2 cups whole milk + 1/4 cup reserved for later
1 cup water
1 cup Arborio rice
2/3 cup raw sugar
1 1/2 teaspoons orange zest (from 1 tangerine)
1 teaspoon vanilla, Mexican La Vincedora vanilla
1/2 of 1 3.1 oz round Mexican Chocolate, either Ibarra or Abuelita brand**
1/2 - 4 oz Special Dark Hershey's Baking Bar, melted
1 egg, beaten
Melt butter in cooker and pour rice in and stir rice to cover totally with butter.
Add the sugar, 2 cups of milk, water & ground Mexican chocolate which has been finely ground. (see below) Put cover onto the pressure cooker, keep at medium heat.
Pressure cook for 8 minutes at 15 p.s.i. Don't begin timing the 8 minutes until the cooker is fully up to pressure and constantly emitting a gentle stream of steam. Please check Pressure cooker directions & or refer to Pressure Cooker Safety
In a small bowl mix 1 egg with 1/4 cup whole milk and 1 t vanilla.
Temper egg mixture by adding a bit of the hot rice mixture and stirring. Repeat several times at least. Then mix the egg mixture into the pot and cook (uncovered) until it just begins to bubble a bit.
Stir the orange zest into the mixture. Add the melted Hershey's baking chocolate and stir until well blended. Allow the mixture to cool for 10 minutes, stirring occasionally.
Spoon the rice pudding into serving bowls.

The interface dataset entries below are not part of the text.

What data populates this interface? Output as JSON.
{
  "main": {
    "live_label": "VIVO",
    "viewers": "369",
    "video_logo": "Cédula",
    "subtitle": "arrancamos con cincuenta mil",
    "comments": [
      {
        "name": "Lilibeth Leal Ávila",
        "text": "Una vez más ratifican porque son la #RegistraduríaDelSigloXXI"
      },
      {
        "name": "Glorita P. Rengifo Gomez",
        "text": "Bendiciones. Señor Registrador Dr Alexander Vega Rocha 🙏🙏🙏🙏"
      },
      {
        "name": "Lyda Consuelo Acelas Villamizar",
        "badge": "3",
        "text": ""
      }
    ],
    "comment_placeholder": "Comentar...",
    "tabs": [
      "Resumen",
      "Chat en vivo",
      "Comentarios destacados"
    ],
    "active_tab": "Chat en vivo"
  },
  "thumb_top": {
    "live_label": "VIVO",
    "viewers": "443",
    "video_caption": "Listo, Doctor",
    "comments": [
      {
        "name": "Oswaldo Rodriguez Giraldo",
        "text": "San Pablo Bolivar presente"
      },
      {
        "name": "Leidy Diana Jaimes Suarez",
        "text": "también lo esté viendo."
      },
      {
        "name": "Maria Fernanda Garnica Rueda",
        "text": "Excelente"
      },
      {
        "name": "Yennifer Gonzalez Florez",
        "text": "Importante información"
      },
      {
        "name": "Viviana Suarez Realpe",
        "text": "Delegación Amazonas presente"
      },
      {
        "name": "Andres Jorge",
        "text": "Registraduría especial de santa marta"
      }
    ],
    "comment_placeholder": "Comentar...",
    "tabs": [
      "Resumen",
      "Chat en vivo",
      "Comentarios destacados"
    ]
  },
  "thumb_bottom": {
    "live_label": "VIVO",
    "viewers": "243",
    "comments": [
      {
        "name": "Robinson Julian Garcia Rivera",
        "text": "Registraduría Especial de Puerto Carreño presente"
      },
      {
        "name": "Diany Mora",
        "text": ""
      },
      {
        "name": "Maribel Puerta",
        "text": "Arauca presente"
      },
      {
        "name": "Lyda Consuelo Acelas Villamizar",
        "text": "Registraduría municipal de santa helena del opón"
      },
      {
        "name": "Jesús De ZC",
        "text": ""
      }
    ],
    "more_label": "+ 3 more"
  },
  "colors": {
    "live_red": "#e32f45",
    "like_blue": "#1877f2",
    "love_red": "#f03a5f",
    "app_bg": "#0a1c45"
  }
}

This is delicious served warm or cover and refrigerate for 2 1/2 to 3 hours and up to 1 day ahead. Maybe garnished with whipped cream or fresh orange zest.
I actually use a coffee grinder to grind my Mexican chocolate into a fine powder for this Rice Pudding.
**Break 1/2 of the hard round Mexican chocolate & break apart with a large knife, then put into food processor/grinder & blend the chocolate into a fine powder. This type of Mexican Chocolate is found in a octagonal or round cardboard box in Latin grocery stores. It is hard & comes in individual round cakes.
Surely everyone has a favorite restaurant they order French Onion at or a much loved recipe but even this soup can be improved upon in the Pressure Cooker. This French Onion soup has Fresh Ginger & Herbes de Provence, Pressure cooking cuts work & time down to less than 30 minutes for a bowl of one of our family favorite soups.
Pressure Cooked French Onion Soup
2 tablespoons olive oil
6 cups thinly sliced Spanish Onions
2 cloves garlic, sliced very thin
1 teaspoon Herbes de Provence
1 teaspoon fresh grated Ginger
1/2 cup dry sherry
5 cups beef stock or broth
sea salt and black pepper to taste
1 cup grated Gruyere or Swiss cheese
Sliced Baguette rounds toasted, 2 per bowl
Heat 2 tablespoons olive oil in the pressure cooker over medium-high heat. Add the onions and garlic. Saute for 5 minutes. Add herbes de provence, ginger, dry sherry, and 2 cups of stock.
Cover and bring to high pressure over high heat. Lower the heat to stabilize the pressure. Cook for 6 minutes. Remove from the heat. Let the pressure release or drop by using the quick release method. Make certain you review Pressure Cooker Safety methods before cooking with a pressure cooker
Unlock and remove the pressure cooker cover.
Add the remaining 3 cups of stock and bring to a simmer. Season with sea salt and black pepper.
Ladle the soup into heatproof bowls. Float 2 baguette rounds on top of soup and sprinkle with the grated cheese.
For anyone new or newly returning to Pressure Cooking I recommend Gina Steer's "The Pressure Cooker Cookbook", very good selection of recipes & techniques.